The mosque on Kotrova Street in the capital of Dagestan is abuzz with passionate discussions. Here in the northern Caucasus, Muslim revolutionaries are fighting to break away from Russia and create a Salafi “emirate” akin to the caliphate yearned for by Al Qaeda. So people are used to talk about “terrorism.” But they are not used to hearing it linked to words like “Boston” and “marathon.” And they are trying to square what they’re hearing now with their memories of Tamerlan Tsarnaev, 26, the elder of the two brothers at the center of the atrocity in the United States, who was killed last Friday in a Boston suburb.
The men at the mosque on Kotrova Street saw a lot of Tsarnaev last summer and so, it appears, did the local security forces. The FSB, the successor to the KGB, allegedly even had a case file on him, according to one well-placed security source. Tamerlan Tsarnaev was dossier 1713. He was allegedly in the constant company of another Salafist, later killed, whom the FSB believed to have ties to the rebels in Caucasus. The Russian and Dagestani cops were allegedly “watching him closely for five months and three weeks,” according to this source. (The Russians had asked the FBI to take a close look at Tsarnaev in 2011, but the FBI had found nothing on him that they thought worth pursuing.)
“We remember him well,” says Shamil, a young Salafist at the mosque. “He impressed us, as he was from America.” The Tsarnaev family hailed from Chechnya, in fact, but the boys, Tamerlan and 19-year-old Dzokhar, had never lived there, and they essentially grew up in the United States these past 10 years.
Tamerlan, a boxer who found it increasingly hard to fit in as an American, may well have been searching for his roots in the Caucasus. But in that process, he was discovering and hardening his ties to radical Islamists.
Every man in the group gathered outside the mosque after the afternoon prayer had his own story to tell about persecution at the hands of the Russian state—the same sorts of stories they told to Tamerlan.
“As a rule, special units come to arrest us during every special operation, and our brothers from the community disappear,” says Said, a young man with a thick red beard. “Thirty-five people disappeared in 2007; they were kidnapped by special forces, by the ‘national anti-terrorism committee.’” Another, older man with a dark, lined face pointed at his knees. “They use a drill on you right here to torture you,” he said.
The mosque on Kotrova Street has gained a measure of fame around here.

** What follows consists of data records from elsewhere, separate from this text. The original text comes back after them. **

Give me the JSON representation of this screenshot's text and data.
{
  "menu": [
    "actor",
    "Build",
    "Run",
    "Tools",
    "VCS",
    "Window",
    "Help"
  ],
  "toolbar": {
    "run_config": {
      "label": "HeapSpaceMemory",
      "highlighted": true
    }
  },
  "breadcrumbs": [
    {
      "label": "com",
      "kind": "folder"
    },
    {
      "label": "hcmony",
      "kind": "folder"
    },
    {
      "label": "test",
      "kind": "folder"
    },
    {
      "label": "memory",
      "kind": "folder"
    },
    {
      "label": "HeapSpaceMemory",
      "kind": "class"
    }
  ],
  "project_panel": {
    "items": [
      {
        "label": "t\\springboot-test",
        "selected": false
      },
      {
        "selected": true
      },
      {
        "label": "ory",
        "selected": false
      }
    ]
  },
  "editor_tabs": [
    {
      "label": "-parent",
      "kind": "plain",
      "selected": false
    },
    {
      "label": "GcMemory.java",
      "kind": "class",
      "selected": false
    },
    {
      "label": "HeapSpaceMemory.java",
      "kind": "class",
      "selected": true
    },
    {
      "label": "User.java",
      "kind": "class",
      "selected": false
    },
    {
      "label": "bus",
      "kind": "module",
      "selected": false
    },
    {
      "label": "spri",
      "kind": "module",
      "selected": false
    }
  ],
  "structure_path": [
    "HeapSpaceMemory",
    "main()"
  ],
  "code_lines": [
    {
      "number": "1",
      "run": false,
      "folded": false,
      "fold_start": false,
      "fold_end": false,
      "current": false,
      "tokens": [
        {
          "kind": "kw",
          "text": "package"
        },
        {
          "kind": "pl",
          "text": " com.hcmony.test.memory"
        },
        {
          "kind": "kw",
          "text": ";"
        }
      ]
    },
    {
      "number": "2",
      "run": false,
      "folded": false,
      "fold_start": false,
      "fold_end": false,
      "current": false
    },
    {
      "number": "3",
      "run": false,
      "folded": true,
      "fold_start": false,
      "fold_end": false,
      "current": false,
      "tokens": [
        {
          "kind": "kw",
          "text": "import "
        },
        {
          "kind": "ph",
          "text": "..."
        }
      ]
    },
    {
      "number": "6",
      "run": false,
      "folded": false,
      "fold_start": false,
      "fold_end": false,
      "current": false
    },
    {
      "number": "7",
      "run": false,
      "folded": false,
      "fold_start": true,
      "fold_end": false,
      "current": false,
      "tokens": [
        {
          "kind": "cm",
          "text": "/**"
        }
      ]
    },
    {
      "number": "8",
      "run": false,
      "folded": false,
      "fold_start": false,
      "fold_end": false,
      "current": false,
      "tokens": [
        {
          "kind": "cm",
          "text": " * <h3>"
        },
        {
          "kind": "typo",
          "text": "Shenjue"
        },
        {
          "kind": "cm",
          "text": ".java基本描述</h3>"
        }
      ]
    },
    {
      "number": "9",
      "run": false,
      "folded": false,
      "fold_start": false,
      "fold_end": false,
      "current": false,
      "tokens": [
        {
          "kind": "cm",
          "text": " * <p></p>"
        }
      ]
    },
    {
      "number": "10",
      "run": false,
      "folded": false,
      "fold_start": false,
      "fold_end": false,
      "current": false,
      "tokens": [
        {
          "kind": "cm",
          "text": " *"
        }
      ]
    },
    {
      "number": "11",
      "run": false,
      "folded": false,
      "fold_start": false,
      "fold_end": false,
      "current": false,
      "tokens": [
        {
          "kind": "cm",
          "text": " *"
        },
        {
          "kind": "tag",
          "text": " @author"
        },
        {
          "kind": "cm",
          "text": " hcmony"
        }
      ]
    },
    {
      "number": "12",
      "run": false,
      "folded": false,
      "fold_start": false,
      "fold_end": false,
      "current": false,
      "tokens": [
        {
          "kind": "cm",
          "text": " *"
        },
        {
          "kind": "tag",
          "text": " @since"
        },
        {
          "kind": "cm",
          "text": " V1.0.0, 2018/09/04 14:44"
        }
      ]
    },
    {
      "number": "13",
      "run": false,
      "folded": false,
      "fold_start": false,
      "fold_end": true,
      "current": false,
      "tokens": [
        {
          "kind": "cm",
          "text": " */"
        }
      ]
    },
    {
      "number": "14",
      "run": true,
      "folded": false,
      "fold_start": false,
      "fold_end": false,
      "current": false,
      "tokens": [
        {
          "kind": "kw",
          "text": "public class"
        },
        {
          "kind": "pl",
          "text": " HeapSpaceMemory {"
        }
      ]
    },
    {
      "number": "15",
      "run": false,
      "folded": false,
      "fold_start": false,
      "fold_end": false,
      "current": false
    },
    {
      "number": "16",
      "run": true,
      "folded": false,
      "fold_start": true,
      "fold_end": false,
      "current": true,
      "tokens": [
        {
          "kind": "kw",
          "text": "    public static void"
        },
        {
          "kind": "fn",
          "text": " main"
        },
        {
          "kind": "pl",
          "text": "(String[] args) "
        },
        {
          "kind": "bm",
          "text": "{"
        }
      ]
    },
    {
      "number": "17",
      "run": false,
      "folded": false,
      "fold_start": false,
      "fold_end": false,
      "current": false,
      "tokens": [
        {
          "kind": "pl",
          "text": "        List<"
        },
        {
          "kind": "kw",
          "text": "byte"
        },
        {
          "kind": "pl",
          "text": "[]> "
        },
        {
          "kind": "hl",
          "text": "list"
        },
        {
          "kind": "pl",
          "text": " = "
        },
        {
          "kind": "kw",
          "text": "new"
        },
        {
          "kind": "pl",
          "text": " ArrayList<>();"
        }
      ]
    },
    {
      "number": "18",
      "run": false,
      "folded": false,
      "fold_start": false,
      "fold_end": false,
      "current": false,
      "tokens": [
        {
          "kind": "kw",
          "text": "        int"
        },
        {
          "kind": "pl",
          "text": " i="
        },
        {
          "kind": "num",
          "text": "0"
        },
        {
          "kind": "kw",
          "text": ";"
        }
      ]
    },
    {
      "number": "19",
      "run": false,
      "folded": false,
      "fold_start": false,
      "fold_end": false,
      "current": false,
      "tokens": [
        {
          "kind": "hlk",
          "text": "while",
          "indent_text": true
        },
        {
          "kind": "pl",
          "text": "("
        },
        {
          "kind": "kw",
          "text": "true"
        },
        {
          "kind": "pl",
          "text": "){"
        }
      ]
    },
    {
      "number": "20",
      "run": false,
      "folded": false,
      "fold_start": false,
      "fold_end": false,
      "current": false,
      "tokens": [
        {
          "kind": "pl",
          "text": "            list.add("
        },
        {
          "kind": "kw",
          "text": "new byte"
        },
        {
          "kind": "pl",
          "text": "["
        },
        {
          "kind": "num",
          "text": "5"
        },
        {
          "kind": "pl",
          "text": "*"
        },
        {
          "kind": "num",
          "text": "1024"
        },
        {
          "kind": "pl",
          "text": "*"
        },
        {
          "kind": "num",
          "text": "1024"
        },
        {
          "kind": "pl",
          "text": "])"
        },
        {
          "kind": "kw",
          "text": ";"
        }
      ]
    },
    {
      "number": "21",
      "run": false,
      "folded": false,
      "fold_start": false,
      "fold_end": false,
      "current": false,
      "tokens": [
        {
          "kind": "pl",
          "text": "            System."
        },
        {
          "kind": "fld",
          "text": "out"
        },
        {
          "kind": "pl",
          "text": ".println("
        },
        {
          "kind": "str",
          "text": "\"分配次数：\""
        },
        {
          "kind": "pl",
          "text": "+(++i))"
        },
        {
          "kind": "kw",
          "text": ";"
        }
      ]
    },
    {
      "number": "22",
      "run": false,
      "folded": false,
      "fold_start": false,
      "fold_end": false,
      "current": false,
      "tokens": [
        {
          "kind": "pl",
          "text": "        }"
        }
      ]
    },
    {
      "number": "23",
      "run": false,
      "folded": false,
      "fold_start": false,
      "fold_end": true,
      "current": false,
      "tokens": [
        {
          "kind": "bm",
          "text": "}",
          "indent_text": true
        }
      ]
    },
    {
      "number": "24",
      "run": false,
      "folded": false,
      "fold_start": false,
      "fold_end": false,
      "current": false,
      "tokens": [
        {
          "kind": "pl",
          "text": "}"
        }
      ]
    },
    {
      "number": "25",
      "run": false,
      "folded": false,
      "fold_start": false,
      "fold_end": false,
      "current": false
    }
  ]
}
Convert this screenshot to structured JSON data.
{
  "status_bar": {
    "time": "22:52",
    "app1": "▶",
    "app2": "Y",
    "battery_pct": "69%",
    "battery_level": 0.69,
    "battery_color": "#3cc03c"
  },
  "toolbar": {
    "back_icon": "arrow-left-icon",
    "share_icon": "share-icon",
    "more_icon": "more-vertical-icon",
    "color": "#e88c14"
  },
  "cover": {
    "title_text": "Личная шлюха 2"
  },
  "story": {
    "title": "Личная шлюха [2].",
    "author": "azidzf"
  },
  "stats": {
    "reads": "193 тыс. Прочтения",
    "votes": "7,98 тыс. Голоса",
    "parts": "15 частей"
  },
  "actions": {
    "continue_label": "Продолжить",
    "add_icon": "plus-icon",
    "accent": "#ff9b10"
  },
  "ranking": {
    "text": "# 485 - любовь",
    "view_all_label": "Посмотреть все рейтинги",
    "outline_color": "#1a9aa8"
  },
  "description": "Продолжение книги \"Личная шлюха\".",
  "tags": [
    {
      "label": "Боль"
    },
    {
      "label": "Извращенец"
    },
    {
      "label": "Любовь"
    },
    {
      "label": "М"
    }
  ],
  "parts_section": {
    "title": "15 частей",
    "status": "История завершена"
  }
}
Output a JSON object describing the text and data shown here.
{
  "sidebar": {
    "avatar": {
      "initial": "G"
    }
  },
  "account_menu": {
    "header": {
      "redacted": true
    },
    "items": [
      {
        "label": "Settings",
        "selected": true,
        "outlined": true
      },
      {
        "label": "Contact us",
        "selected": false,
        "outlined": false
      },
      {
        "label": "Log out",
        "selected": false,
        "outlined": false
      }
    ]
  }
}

In the 1990s, many young believers from Dagestan went to study in Saudi Arabia. When they returned, many came to this small building with arched windows only a few blocks from the grimy Caspian beach.
Tsarnaev “seemed knowledgeable and serious,” says Said, who is studying Islam at the university. But none of the men in the group outside the mosque could say why somebody like Tamerlan, with a young wife and little child, would want to destroy his own life with an attack like the one on Boston. None had any insights into the connection the brothers thought they might make between the suffering in the Caucasus and the festive crowd they attacked at the finish line of the Boston Marathon on Patriots’ Day.
“How could they get so radicalized in the USA? Why would they kill Americans, if America gave them a free education?”
“I do not believe that the story is so simple,” says Kheda Saratova, a Chechen human rights activist who came from Grozny, the Chechen capital, to investigate. She has hired a lawyer for Tsarnaev’s father, who is now living in Dagestan and has stopped giving interviews. “The parents complain that both the FSB and the FBI framed their children,” says Saratova. “One brother was killed. The other was shot in his neck. He cannot talk—it sounds too convenient.”
But many members of the Tsarnaev family make no excuses for the brothers. “I am so ashamed of the boys,” says Abdurashid Patakhov, one of their mother’s cousins. “How could they get so radicalized in the USA? Why would they kill Americans, if America gave them a free education?
“This is a big trouble for our family,” says Patakhov. “We are afraid of talking because tomorrow we might disappear.”